According to a recent article that I read, reaching the seven-figure mark (savings/retirement) is easier than you may think. But if this is the case, then why do only about 7% of American households ever reach this mark? The three keys to success: 1) the amount of time you allow, 2) the amount you save per year, and 3) how you invest (mix of stocks and bonds, aggressive or conservative investing, etc.). The real key is to get started as early as possible in your career (but also realize that it is never too late to start . . . you just make it more difficult to hit the mark the longer you delay).
Here are some fun “millionaire” facts . . .
– 14% say their parents are wealthy.
– 90% are college grads.
– Only 5% have law degrees.
– Only 3% went to medical school.
– One in six millionaires is single.
– 61% say they still have a lot to learn about investing.
– $31,400 is the median price of a millionaire’s car.
– States with the highest percentage of millionaires: AK, CA, VA, DC, MD, NJ, CT, MA, NH.
– States with the lowest percentage of millionaires: ND, SD, OK, AR, LA, MS, AL, TN, KY, WV.
– The amount that millionaires save or invest annually: $39,300.
– Warren Buffett earned his first million by age 31 — this represents .002% of his current fortune.
– 42% say they do not feel wealthy.
– The buying power of $1 million today’s dollars: $744,100 in 2021, $553,700 in 2031, $412,00 in 2041.
– $1 million was the “ransom” asked for in the 1971 version of the movie The Taking of Pelham One Two Three. $10 million was the amount asked for in the 2009 remake.
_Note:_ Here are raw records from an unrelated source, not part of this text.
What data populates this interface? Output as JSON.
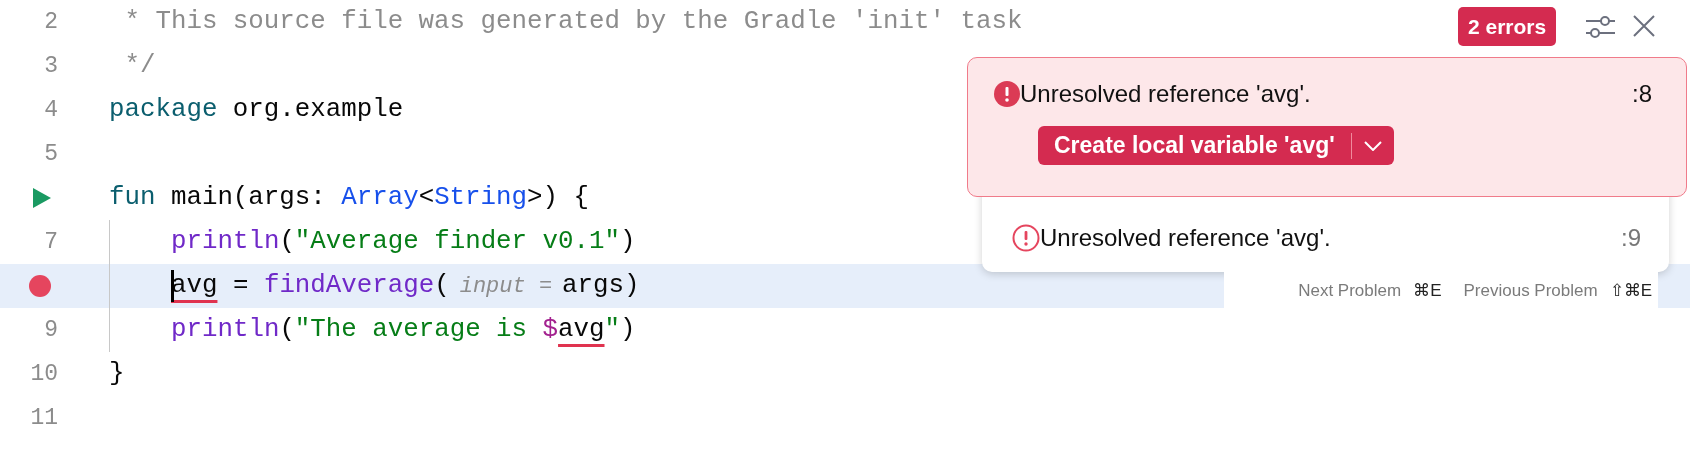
{
  "editor": {
    "lines": [
      {
        "number": "2",
        "tokens": [
          {
            "kind": "comment",
            "text": " * This source file was generated by the Gradle 'init' task"
          }
        ]
      },
      {
        "number": "3",
        "tokens": [
          {
            "kind": "comment",
            "text": " */"
          }
        ]
      },
      {
        "number": "4",
        "tokens": [
          {
            "kind": "keyword",
            "text": "package"
          },
          {
            "kind": "plain",
            "text": " org.example"
          }
        ]
      },
      {
        "number": "5"
      },
      {
        "gutter_icon": {
          "kind": "run"
        },
        "tokens": [
          {
            "kind": "keyword",
            "text": "fun"
          },
          {
            "kind": "plain",
            "text": " main(args: "
          },
          {
            "kind": "type",
            "text": "Array"
          },
          {
            "kind": "plain",
            "text": "<"
          },
          {
            "kind": "type",
            "text": "String"
          },
          {
            "kind": "plain",
            "text": ">) {"
          }
        ],
        "children": [
          {
            "number": "7",
            "tokens": [
              {
                "kind": "call",
                "text": "println"
              },
              {
                "kind": "plain",
                "text": "("
              },
              {
                "kind": "string",
                "text": "\"Average finder v0.1\""
              },
              {
                "kind": "plain",
                "text": ")"
              }
            ]
          },
          {
            "gutter_icon": {
              "kind": "breakpoint"
            },
            "current": true,
            "caret": true,
            "tokens": [
              {
                "kind": "plain",
                "text": "avg",
                "error": true
              },
              {
                "kind": "plain",
                "text": " = "
              },
              {
                "kind": "call",
                "text": "findAverage"
              },
              {
                "kind": "plain",
                "text": "("
              },
              {
                "kind": "hint",
                "text": "input ="
              },
              {
                "kind": "plain",
                "text": "args)"
              }
            ]
          },
          {
            "number": "9",
            "tokens": [
              {
                "kind": "call",
                "text": "println"
              },
              {
                "kind": "plain",
                "text": "("
              },
              {
                "kind": "string",
                "text": "\"The average is "
              },
              {
                "kind": "interp",
                "text": "$"
              },
              {
                "kind": "plain",
                "text": "avg",
                "error": true
              },
              {
                "kind": "string",
                "text": "\""
              },
              {
                "kind": "plain",
                "text": ")"
              }
            ]
          }
        ]
      },
      {
        "number": "10",
        "tokens": [
          {
            "kind": "plain",
            "text": "}"
          }
        ]
      },
      {
        "number": "11"
      }
    ]
  },
  "problems_popup": {
    "badge": "2 errors",
    "problems": [
      {
        "message": "Unresolved reference 'avg'.",
        "line": ":8",
        "selected": true,
        "fix": "Create local variable 'avg'"
      },
      {
        "message": "Unresolved reference 'avg'.",
        "line": ":9",
        "selected": false
      }
    ],
    "shortcuts": [
      {
        "label": "Next Problem",
        "keys": "⌘E"
      },
      {
        "label": "Previous Problem",
        "keys": "⇧⌘E"
      }
    ]
  }
}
– 3,936 pounds of osetra caviar you could purchase with $1 million in 1984; 324 pounds you could buy today.
Food for thought. So, how far along the way are you?